People Are Still Fearful of Face-to-Face Insurance Meetings
While many people have felt “pandemic fatigue”, which is characterized by people becoming complacent about coronavirus restrictions due to burnout, the data says different.
The survey results show that fears surrounding virus transmission are still alive and well. This is understandable given that most of the U.S. (and the world) had yet to be vaccinated against the virus, and new mutations threaten to undermine efforts to bring the pandemic to an end.
As a result, a majority of consumers (73%) remain concerned about going out to meet their insurance agent or provider in person. Interestingly, those who have shopped for insurance in the last six months are twice as concerned.
The Opportunity is There — For Insurers Willing to Grab It
More than any other category, consumers are prioritizing putting their hard-earned money into insurance more than anything else, except personal savings. They view insurance as absolutely critical, with more than 30% saying they plan on increasing their spending on insurance in the coming months. This is significant, especially when considering that other essentials, such as food, homeownership, and car ownership are unlikely to see the same level of predicted growth.
And consumers’ behavior in the recent past suggests there is good precedent: a whopping 45% of consumers have shopped for car or home insurance in the past six months.
The coronavirus pandemic hasn’t stopped the insurance industry, not by a bit. The challenge now is capturing all this opportunity.
This is true for all forms of insurance that we investigated: property and casualty, health insurance, and more.
But there appears to be an especially important imperative to increase efforts to sell life insurance. In particular, it turns out that people who were sick or knew someone who was sick with the coronavirus are 60% more likely to make new life insurance purchases.
It’s very likely that experiencing or witnessing the debilitating effects of the pandemic first-hand makes people more likely to perceive worst-case scenarios not as a distant possibility, but as a very real threat that must be diligently prepared for. In any case, insurance companies have a special obligation to reach out to communities that were hit hardest by the pandemic.
But Obstacles to Selling Insurance Remain
Consumer interest in purchasing insurance products may be at an all-time high, but many insurers are accidentally squandering this opportunity.
The survey results show that insurers must improve the way they communicate with existing customers and prospects. As things stand, there is a major gap between how customers prefer to be contacted, and how insurers are actually communicating with them.
71% of respondents say they have struggled to connect with their insurers to ask questions or make modifications to their coverage. This still represents an improvement over consumer experiences in October, when 80% of respondents said the same. It’s likely that more insurance companies are getting savvy about their consumers’ changing needs. And those that fail to adapt will find it even harder to compete given the slow but steady improvements in customer communication across the industry.
To Capitalize On Opportunities, Focus on Digital ROI
Insurers should take this time to revisit how they are communicating with their customers. The survey shows that customers want their insurers to communicate with them, but they’d prefer it to be through primarily digital channels — and not just as a stopgap.

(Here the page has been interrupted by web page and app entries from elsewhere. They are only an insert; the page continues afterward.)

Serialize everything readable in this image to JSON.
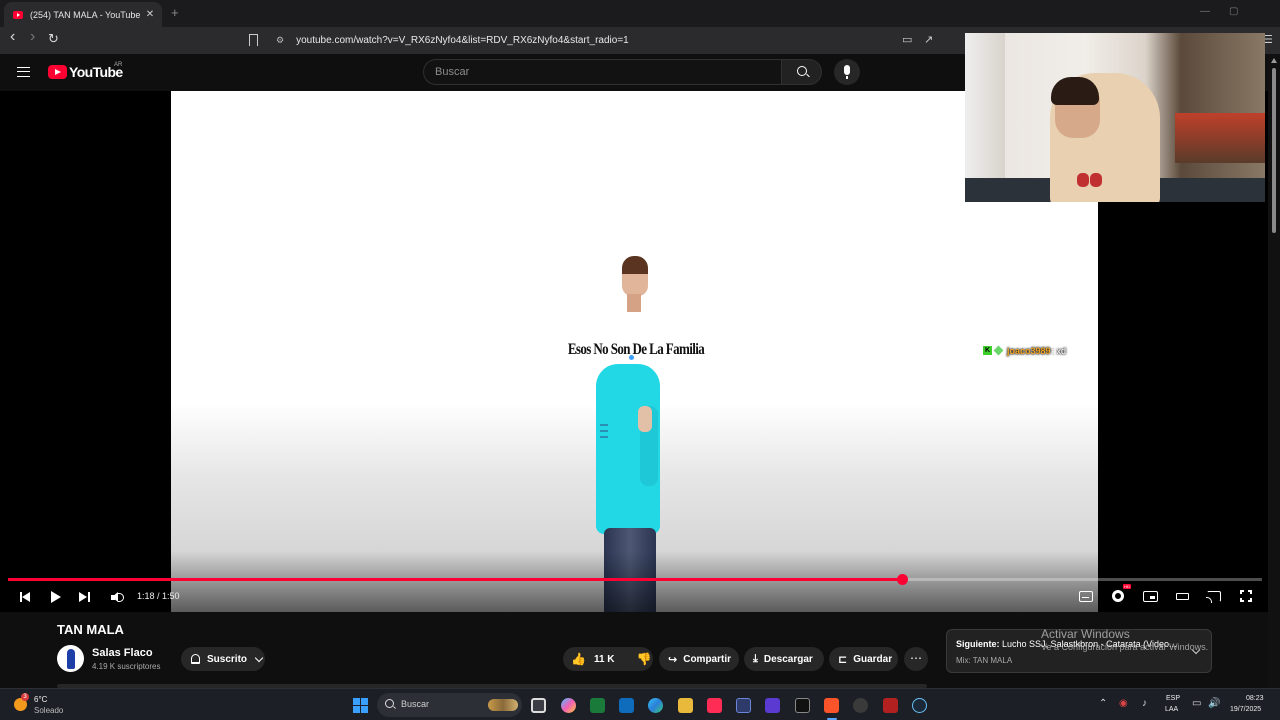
{
  "browser": {
    "tab_title": "(254) TAN MALA - YouTube",
    "tab_close": "✕",
    "new_tab": "+",
    "url": "youtube.com/watch?v=V_RX6zNyfo4&list=RDV_RX6zNyfo4&start_radio=1",
    "back": "‹",
    "forward": "›",
    "reload": "↻"
  },
  "masthead": {
    "wordmark": "YouTube",
    "country": "AR",
    "search_placeholder": "Buscar"
  },
  "video": {
    "caption": "Esos No Son De La Familia",
    "chat_badge": "K",
    "chat_user": "joaco3989",
    "chat_text": ": xd"
  },
  "player": {
    "time_current": "1:18",
    "time_separator": " / ",
    "time_total": "1:50",
    "progress": 0.713,
    "progress_color": "#ff0033",
    "hd_badge": "HD"
  },
  "meta": {
    "title": "TAN MALA",
    "channel": "Salas Flaco",
    "subscribers": "4.19 K suscriptores",
    "subscribed_label": "Suscrito",
    "likes": "11 K",
    "share": "Compartir",
    "download": "Descargar",
    "save": "Guardar",
    "more": "⋯"
  },
  "up_next": {
    "prefix": "Siguiente:",
    "title": "Lucho SSJ, Salastkbron - Catarata (Video...",
    "mix": "Mix: TAN MALA"
  },
  "watermark": {
    "line1": "Activar Windows",
    "line2": "Ve a Configuración para activar Windows."
  },
  "taskbar": {
    "weather_temp": "6°C",
    "weather_desc": "Soleado",
    "weather_badge": "3",
    "search": "Buscar",
    "lang1": "ESP",
    "lang2": "LAA",
    "time": "08:23",
    "date": "19/7/2025"
  }
}
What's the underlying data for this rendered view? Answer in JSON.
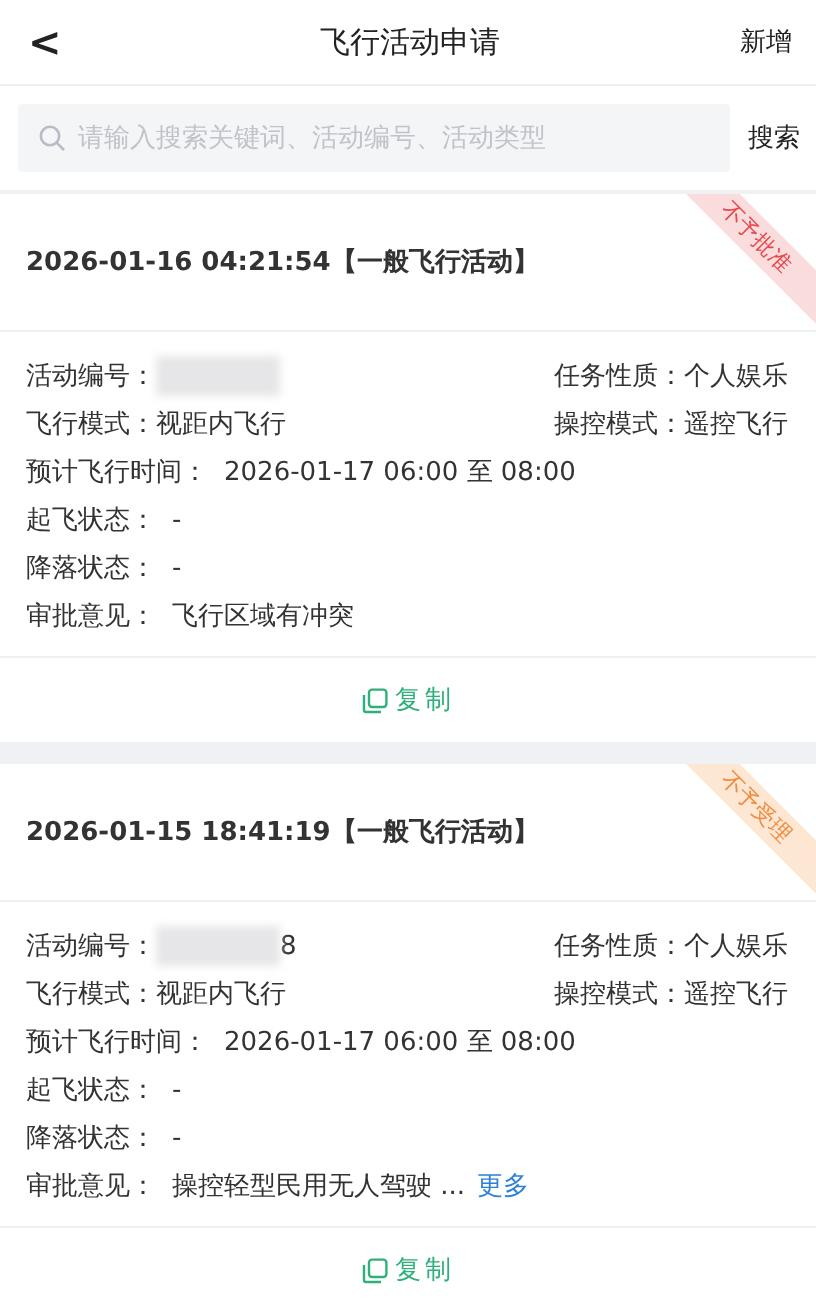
{
  "header": {
    "back": "<",
    "title": "飞行活动申请",
    "action": "新增"
  },
  "search": {
    "placeholder": "请输入搜索关键词、活动编号、活动类型",
    "button": "搜索"
  },
  "cards": [
    {
      "title": "2026-01-16 04:21:54【一般飞行活动】",
      "status": {
        "kind": "rejected",
        "text": "不予批准"
      },
      "number_label": "活动编号：",
      "number_redacted": true,
      "task_label": "任务性质：",
      "task": "个人娱乐",
      "flight_mode_label": "飞行模式：",
      "flight_mode": "视距内飞行",
      "control_label": "操控模式：",
      "control": "遥控飞行",
      "time_label": "预计飞行时间：",
      "time": "2026-01-17 06:00 至 08:00",
      "takeoff_label": "起飞状态：",
      "takeoff": "-",
      "landing_label": "降落状态：",
      "landing": "-",
      "opinion_label": "审批意见：",
      "opinion": "飞行区域有冲突",
      "copy": "复制"
    },
    {
      "title": "2026-01-15 18:41:19【一般飞行活动】",
      "status": {
        "kind": "not_accepted",
        "text": "不予受理"
      },
      "number_label": "活动编号：",
      "number_redacted": true,
      "number_visible": "8",
      "task_label": "任务性质：",
      "task": "个人娱乐",
      "flight_mode_label": "飞行模式：",
      "flight_mode": "视距内飞行",
      "control_label": "操控模式：",
      "control": "遥控飞行",
      "time_label": "预计飞行时间：",
      "time": "2026-01-17 06:00 至 08:00",
      "takeoff_label": "起飞状态：",
      "takeoff": "-",
      "landing_label": "降落状态：",
      "landing": "-",
      "opinion_label": "审批意见：",
      "opinion": "操控轻型民用无人驾驶 ...",
      "more": "更多",
      "copy": "复制"
    }
  ]
}
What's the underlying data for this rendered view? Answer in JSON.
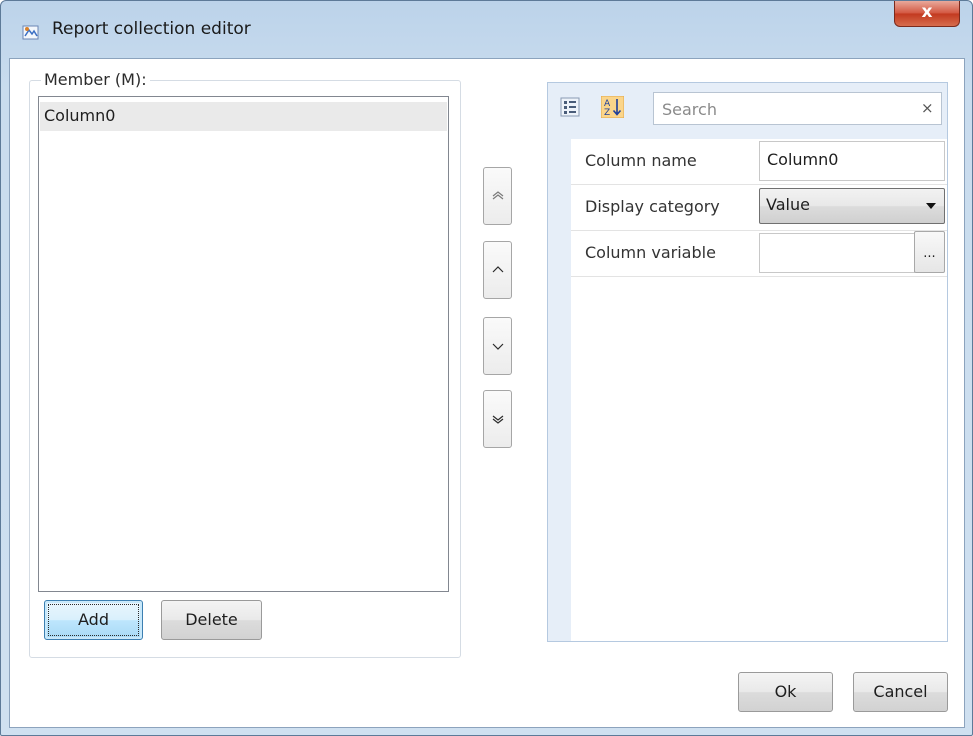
{
  "window": {
    "title": "Report collection editor",
    "close_label": "x"
  },
  "members": {
    "legend": "Member (M):",
    "items": [
      {
        "label": "Column0",
        "selected": true
      }
    ],
    "add_label": "Add",
    "delete_label": "Delete"
  },
  "move_buttons": {
    "top_icon": "double-chevron-up-icon",
    "up_icon": "chevron-up-icon",
    "down_icon": "chevron-down-icon",
    "bottom_icon": "double-chevron-down-icon"
  },
  "property_grid": {
    "toolbar": {
      "categorized_icon": "categorized-view-icon",
      "alphabetical_icon": "sort-alphabetical-icon"
    },
    "search": {
      "placeholder": "Search",
      "value": "",
      "clear_label": "×"
    },
    "rows": [
      {
        "name": "Column name",
        "value": "Column0",
        "editor": "text"
      },
      {
        "name": "Display category",
        "value": "Value",
        "editor": "dropdown"
      },
      {
        "name": "Column variable",
        "value": "",
        "editor": "ellipsis",
        "button_label": "..."
      }
    ]
  },
  "footer": {
    "ok_label": "Ok",
    "cancel_label": "Cancel"
  },
  "colors": {
    "titlebar": "#c9dcee",
    "close_button": "#d2553f",
    "selection": "#eaeaea",
    "focused_button": "#bee6fd",
    "grid_gutter": "#e6eef8"
  }
}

In fact, nearly 70% of consumers say they expect the companies they interact with to “automate and digitize” services. A mere 15% are interested in slapping safety measures onto face-to-face interactions. And just 16% want to return to traditional, face-to-face ways of purchasing and getting service.
Done right, insurers stand to sell more policies at a time when Americans respond better to digital offerings than ever before.
Customers are ready, willing, and able to buy insurance — but providers must make it easy for them, even once the pandemic ends. Mandatory face-to-face meetings and inconvenient, non-digital channels such as fax machines and printers will continue to inhibit sales going forward.
Leaders and Laggards in Digital Capabilities
Despite overall patterns and trends, insurance companies differ greatly in their ability to serve customers on their terms — in other words, digitally. Looking at apps, websites, touchpoints, omnichannel, etc. is one way to look at the ‘level of digital capabilities,’ but this can sometimes miss what consumers are actually experience. We asked, customers to simply rank their digital customer experience for their insurance providers to see what was their overall impression.
We found that there are definite leaders and definite laggards (as well as everyone in between). Here are the most striking results across insurance categories.
Leaders and Laggards in Homeowners/Renters Insurance
Leaders and Laggards in Auto Insurance
Leaders and Laggards in Auto Insurance
Opportunities For 2021: Put Customers First With Greater Automation and Digitization
If the coronavirus pandemic holds any lesson for insurance companies, it’s that they need to proactively win customers over. Flashy marketing campaigns and attractive prices are important, but they are not everything.
Today’s insurance customer is more risk-averse than ever, which seems to be driving much of this increased interest in purchasing insurance. But it’s up to insurance companies to capitalize on this flood of interest. And that means structuring sales and claims processes to be convenient, frictionless, and digital.
As we’ve seen, there is wide variability in insurance companies’ preparedness to serve customers on their terms.
By accommodating consumer preferences for digital processes, insurance companies can make sure they are among the leaders, setting the bar for everyone else rather than scrambling to catch up. This is indeed a powerful position to be in.